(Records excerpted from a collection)
=-=-=-=-=

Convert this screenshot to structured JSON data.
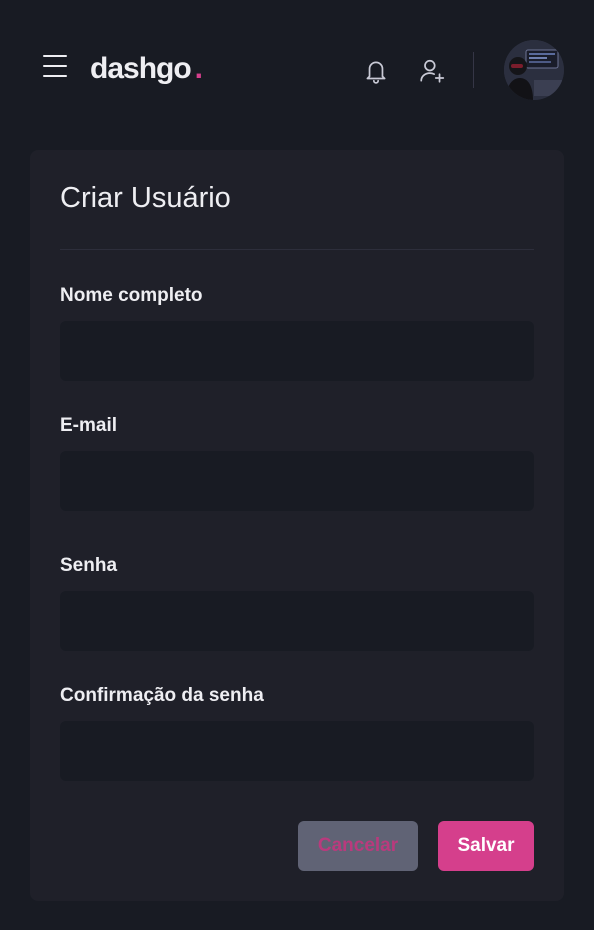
{
  "header": {
    "logo_text": "dashgo",
    "logo_dot": ".",
    "icons": [
      "menu-icon",
      "bell-icon",
      "user-add-icon"
    ],
    "accent_color": "#d53f8c"
  },
  "form": {
    "title": "Criar Usuário",
    "fields": [
      {
        "label": "Nome completo",
        "value": "",
        "placeholder": ""
      },
      {
        "label": "E-mail",
        "value": "",
        "placeholder": ""
      },
      {
        "label": "Senha",
        "value": "",
        "placeholder": ""
      },
      {
        "label": "Confirmação da senha",
        "value": "",
        "placeholder": ""
      }
    ],
    "cancel_label": "Cancelar",
    "save_label": "Salvar"
  }
}
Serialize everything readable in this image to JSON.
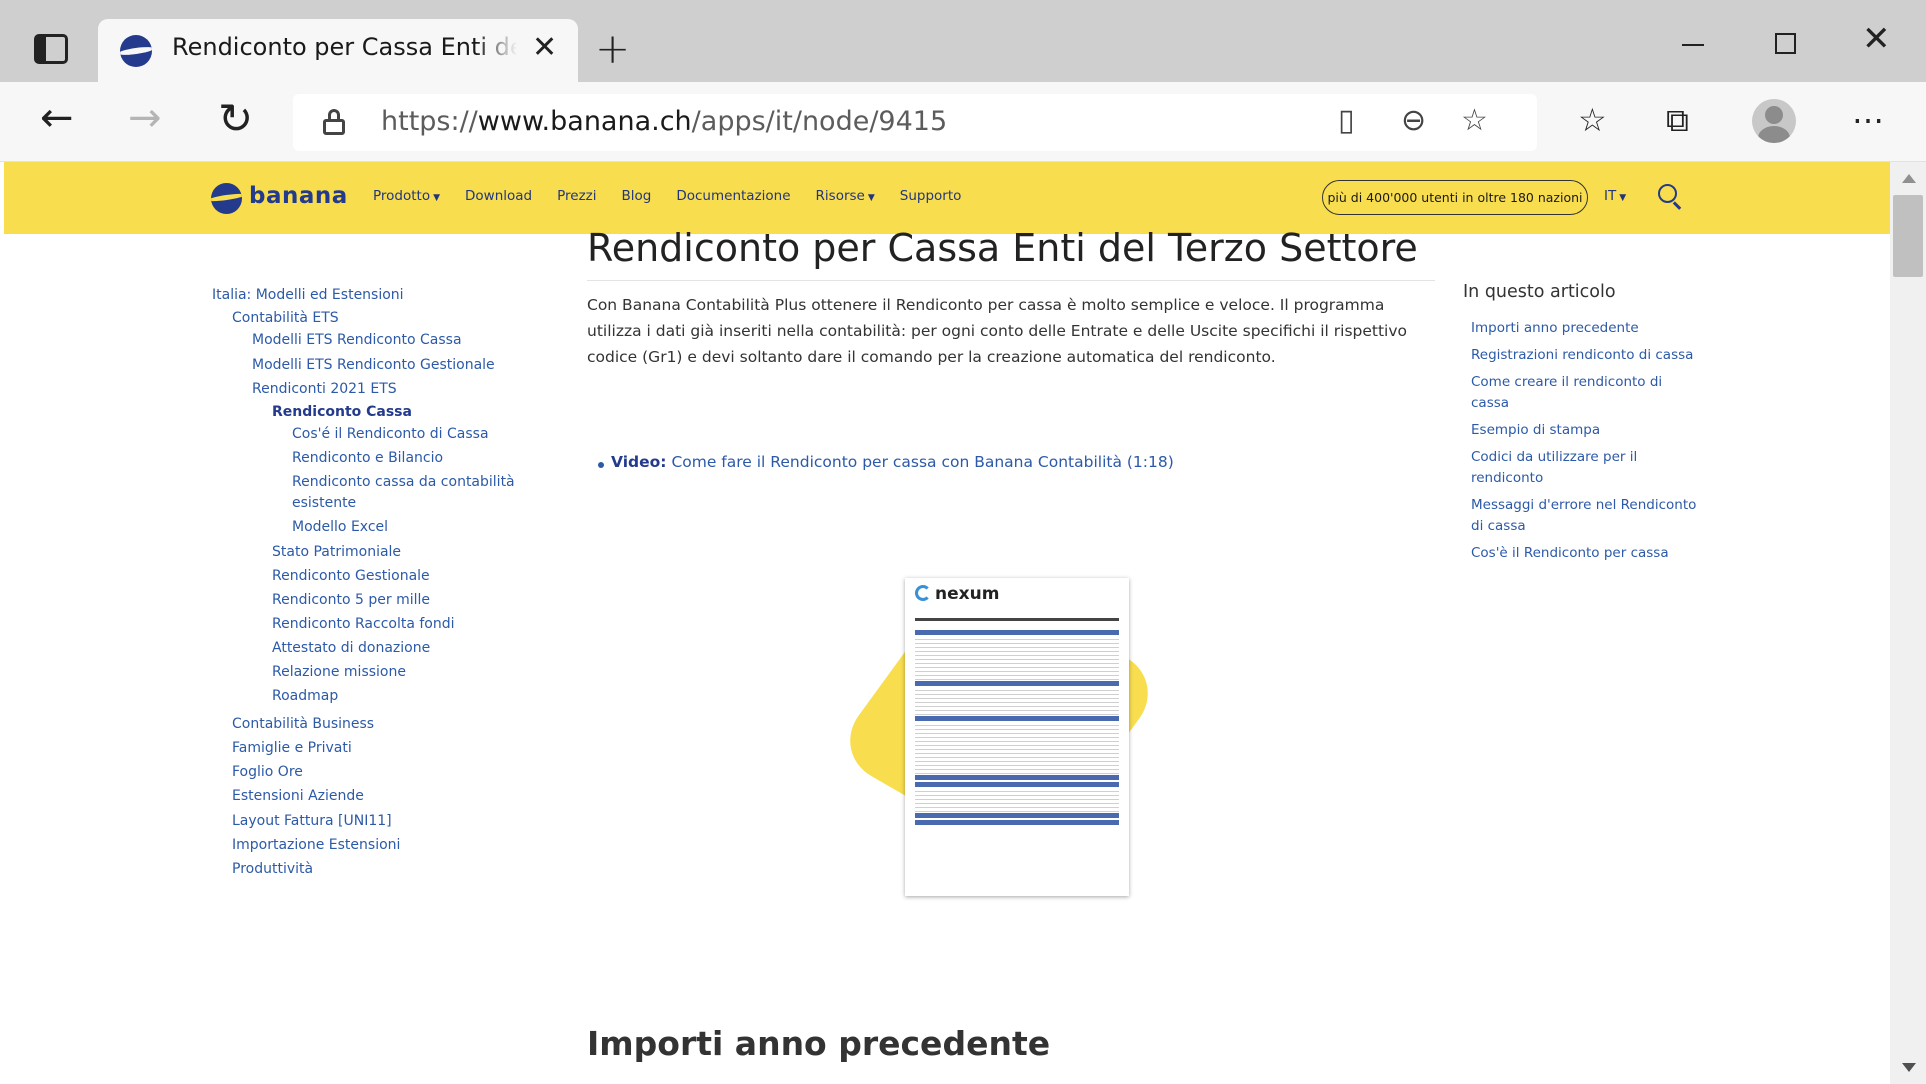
{
  "browser": {
    "tab_title": "Rendiconto per Cassa Enti del Terzo Settore",
    "url_scheme": "https://",
    "url_host": "www.banana.ch",
    "url_path": "/apps/it/node/9415"
  },
  "site": {
    "logo_text": "banana",
    "menu": [
      {
        "label": "Prodotto",
        "dropdown": true
      },
      {
        "label": "Download",
        "dropdown": false
      },
      {
        "label": "Prezzi",
        "dropdown": false
      },
      {
        "label": "Blog",
        "dropdown": false
      },
      {
        "label": "Documentazione",
        "dropdown": false
      },
      {
        "label": "Risorse",
        "dropdown": true
      },
      {
        "label": "Supporto",
        "dropdown": false
      }
    ],
    "users_badge": "più di 400'000 utenti in oltre 180 nazioni",
    "language": "IT",
    "brand_color": "#f8dd4f",
    "link_color": "#2c5aa8"
  },
  "left_nav": [
    {
      "label": "Italia: Modelli ed Estensioni",
      "level": 0
    },
    {
      "label": "Contabilità ETS",
      "level": 1
    },
    {
      "label": "Modelli ETS Rendiconto Cassa",
      "level": 2
    },
    {
      "label": "Modelli ETS Rendiconto Gestionale",
      "level": 2
    },
    {
      "label": "Rendiconti 2021 ETS",
      "level": 2
    },
    {
      "label": "Rendiconto Cassa",
      "level": 3,
      "active": true
    },
    {
      "label": "Cos'é il Rendiconto di Cassa",
      "level": 4
    },
    {
      "label": "Rendiconto e Bilancio",
      "level": 4
    },
    {
      "label": "Rendiconto cassa da contabilità",
      "level": 4
    },
    {
      "label": "esistente",
      "level": 4
    },
    {
      "label": "Modello Excel",
      "level": 4
    },
    {
      "label": "Stato Patrimoniale",
      "level": 3
    },
    {
      "label": "Rendiconto Gestionale",
      "level": 3
    },
    {
      "label": "Rendiconto 5 per mille",
      "level": 3
    },
    {
      "label": "Rendiconto Raccolta fondi",
      "level": 3
    },
    {
      "label": "Attestato di donazione",
      "level": 3
    },
    {
      "label": "Relazione missione",
      "level": 3
    },
    {
      "label": "Roadmap",
      "level": 3
    },
    {
      "label": "Contabilità Business",
      "level": 1
    },
    {
      "label": "Famiglie e Privati",
      "level": 1
    },
    {
      "label": "Foglio Ore",
      "level": 1
    },
    {
      "label": "Estensioni Aziende",
      "level": 1
    },
    {
      "label": "Layout Fattura [UNI11]",
      "level": 1
    },
    {
      "label": "Importazione Estensioni",
      "level": 1
    },
    {
      "label": "Produttività",
      "level": 1
    }
  ],
  "article": {
    "title": "Rendiconto per Cassa Enti del Terzo Settore",
    "intro": "Con Banana Contabilità Plus ottenere il Rendiconto per cassa è molto semplice e veloce. Il programma utilizza i dati già inseriti nella contabilità: per ogni conto delle Entrate e delle Uscite specifichi il rispettivo codice (Gr1) e devi soltanto dare il comando per la creazione automatica del rendiconto.",
    "video_label": "Video:",
    "video_link": "Come fare il Rendiconto per cassa con Banana Contabilità (1:18)",
    "image_logo_text": "nexum",
    "next_section_title": "Importi anno precedente"
  },
  "toc": {
    "title": "In questo articolo",
    "items": [
      [
        "Importi anno precedente"
      ],
      [
        "Registrazioni rendiconto di cassa"
      ],
      [
        "Come creare il rendiconto di",
        "cassa"
      ],
      [
        "Esempio di stampa"
      ],
      [
        "Codici da utilizzare per il",
        "rendiconto"
      ],
      [
        "Messaggi d'errore nel Rendiconto",
        "di cassa"
      ],
      [
        "Cos'è il Rendiconto per cassa"
      ]
    ]
  }
}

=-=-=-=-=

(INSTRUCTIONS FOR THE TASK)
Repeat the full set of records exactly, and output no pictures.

(RESPONSE)
Convert this screenshot to structured JSON data.
{
  "header": {
    "logo_text": "dashgo",
    "logo_dot": ".",
    "icons": [
      "menu-icon",
      "bell-icon",
      "user-add-icon"
    ],
    "accent_color": "#d53f8c"
  },
  "form": {
    "title": "Criar Usuário",
    "fields": [
      {
        "label": "Nome completo",
        "value": "",
        "placeholder": ""
      },
      {
        "label": "E-mail",
        "value": "",
        "placeholder": ""
      },
      {
        "label": "Senha",
        "value": "",
        "placeholder": ""
      },
      {
        "label": "Confirmação da senha",
        "value": "",
        "placeholder": ""
      }
    ],
    "cancel_label": "Cancelar",
    "save_label": "Salvar"
  }
}
Serialize everything readable in this image to JSON.
{
  "browser": {
    "tab_title": "Rendiconto per Cassa Enti del Terzo Settore",
    "url_scheme": "https://",
    "url_host": "www.banana.ch",
    "url_path": "/apps/it/node/9415"
  },
  "site": {
    "logo_text": "banana",
    "menu": [
      {
        "label": "Prodotto",
        "dropdown": true
      },
      {
        "label": "Download",
        "dropdown": false
      },
      {
        "label": "Prezzi",
        "dropdown": false
      },
      {
        "label": "Blog",
        "dropdown": false
      },
      {
        "label": "Documentazione",
        "dropdown": false
      },
      {
        "label": "Risorse",
        "dropdown": true
      },
      {
        "label": "Supporto",
        "dropdown": false
      }
    ],
    "users_badge": "più di 400'000 utenti in oltre 180 nazioni",
    "language": "IT",
    "brand_color": "#f8dd4f",
    "link_color": "#2c5aa8"
  },
  "left_nav": [
    {
      "label": "Italia: Modelli ed Estensioni",
      "level": 0
    },
    {
      "label": "Contabilità ETS",
      "level": 1
    },
    {
      "label": "Modelli ETS Rendiconto Cassa",
      "level": 2
    },
    {
      "label": "Modelli ETS Rendiconto Gestionale",
      "level": 2
    },
    {
      "label": "Rendiconti 2021 ETS",
      "level": 2
    },
    {
      "label": "Rendiconto Cassa",
      "level": 3,
      "active": true
    },
    {
      "label": "Cos'é il Rendiconto di Cassa",
      "level": 4
    },
    {
      "label": "Rendiconto e Bilancio",
      "level": 4
    },
    {
      "label": "Rendiconto cassa da contabilità",
      "level": 4
    },
    {
      "label": "esistente",
      "level": 4
    },
    {
      "label": "Modello Excel",
      "level": 4
    },
    {
      "label": "Stato Patrimoniale",
      "level": 3
    },
    {
      "label": "Rendiconto Gestionale",
      "level": 3
    },
    {
      "label": "Rendiconto 5 per mille",
      "level": 3
    },
    {
      "label": "Rendiconto Raccolta fondi",
      "level": 3
    },
    {
      "label": "Attestato di donazione",
      "level": 3
    },
    {
      "label": "Relazione missione",
      "level": 3
    },
    {
      "label": "Roadmap",
      "level": 3
    },
    {
      "label": "Contabilità Business",
      "level": 1
    },
    {
      "label": "Famiglie e Privati",
      "level": 1
    },
    {
      "label": "Foglio Ore",
      "level": 1
    },
    {
      "label": "Estensioni Aziende",
      "level": 1
    },
    {
      "label": "Layout Fattura [UNI11]",
      "level": 1
    },
    {
      "label": "Importazione Estensioni",
      "level": 1
    },
    {
      "label": "Produttività",
      "level": 1
    }
  ],
  "article": {
    "title": "Rendiconto per Cassa Enti del Terzo Settore",
    "intro": "Con Banana Contabilità Plus ottenere il Rendiconto per cassa è molto semplice e veloce. Il programma utilizza i dati già inseriti nella contabilità: per ogni conto delle Entrate e delle Uscite specifichi il rispettivo codice (Gr1) e devi soltanto dare il comando per la creazione automatica del rendiconto.",
    "video_label": "Video:",
    "video_link": "Come fare il Rendiconto per cassa con Banana Contabilità (1:18)",
    "image_logo_text": "nexum",
    "next_section_title": "Importi anno precedente"
  },
  "toc": {
    "title": "In questo articolo",
    "items": [
      [
        "Importi anno precedente"
      ],
      [
        "Registrazioni rendiconto di cassa"
      ],
      [
        "Come creare il rendiconto di",
        "cassa"
      ],
      [
        "Esempio di stampa"
      ],
      [
        "Codici da utilizzare per il",
        "rendiconto"
      ],
      [
        "Messaggi d'errore nel Rendiconto",
        "di cassa"
      ],
      [
        "Cos'è il Rendiconto per cassa"
      ]
    ]
  }
}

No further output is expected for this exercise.